There was no shortage of selfies at this past weekend's San Diego Rock 'n' Roll Marathon.
Although the advent of smartphones introduced many useful apps for runners, it may slow down some racers who stop in the middle of the tracks to take a #selfie.
In a recent New York Times article, Jen A. Miller writes that smartphones have popularized ‘running selfies,’ a new running habit that may be detrimental to the original purpose of races.
A visitor to San Diego documented her run in the Rock ‘n’ Roll 5K this weekend in a blog, which included group selfies at each mile marker in the 5K.
“Our goal for the run was simple: All the fun. All the selfies,” said Dani Holmes-Kirk in her blog Weight Off My Shoulders.
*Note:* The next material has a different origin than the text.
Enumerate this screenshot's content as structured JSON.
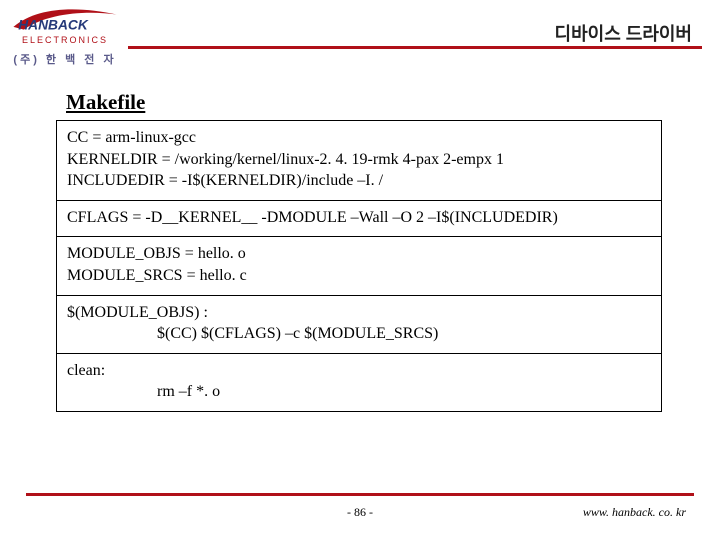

Her Twitter bio says, “Mid-run selfie master!”
While snapping the perfect selfie mid-run may be a positive way to connect with running communities on social media, there are important safety concerns regarding running selfies.
There were 27 selfie-related deaths worldwide in 2015, according to the International Business Times. Running selfies may pose a potential hazard to other runners, as race participants can unwittingly run into people who stop abruptly to take a photo.
One local runner, who was part of the Rock ‘n’ Roll Marathon Blog Team this year, has shared selfies from various races in San Diego. This included one photo on her Fitness Fatale blog from a previous run with the caption: “Attempting to get a selfie with 4 people while running is not recommended.”
The 2016 National Runner Survey reported that 61 percent of runners regularly run with a cellphone to play music, track mileage and use GPS features, Miller said. The study also found that millennials and Gen Xers are most likely to use social media channels to post about their running activities.
It remains to be seen whether the marathon organizers of future races will implement stricter rules regarding the use of smartphones and selfies in the middle of races.
Instagram was flooded with photos of runners at the Rock ‘N’ Roll Marathon from this weekend, which included many selfies: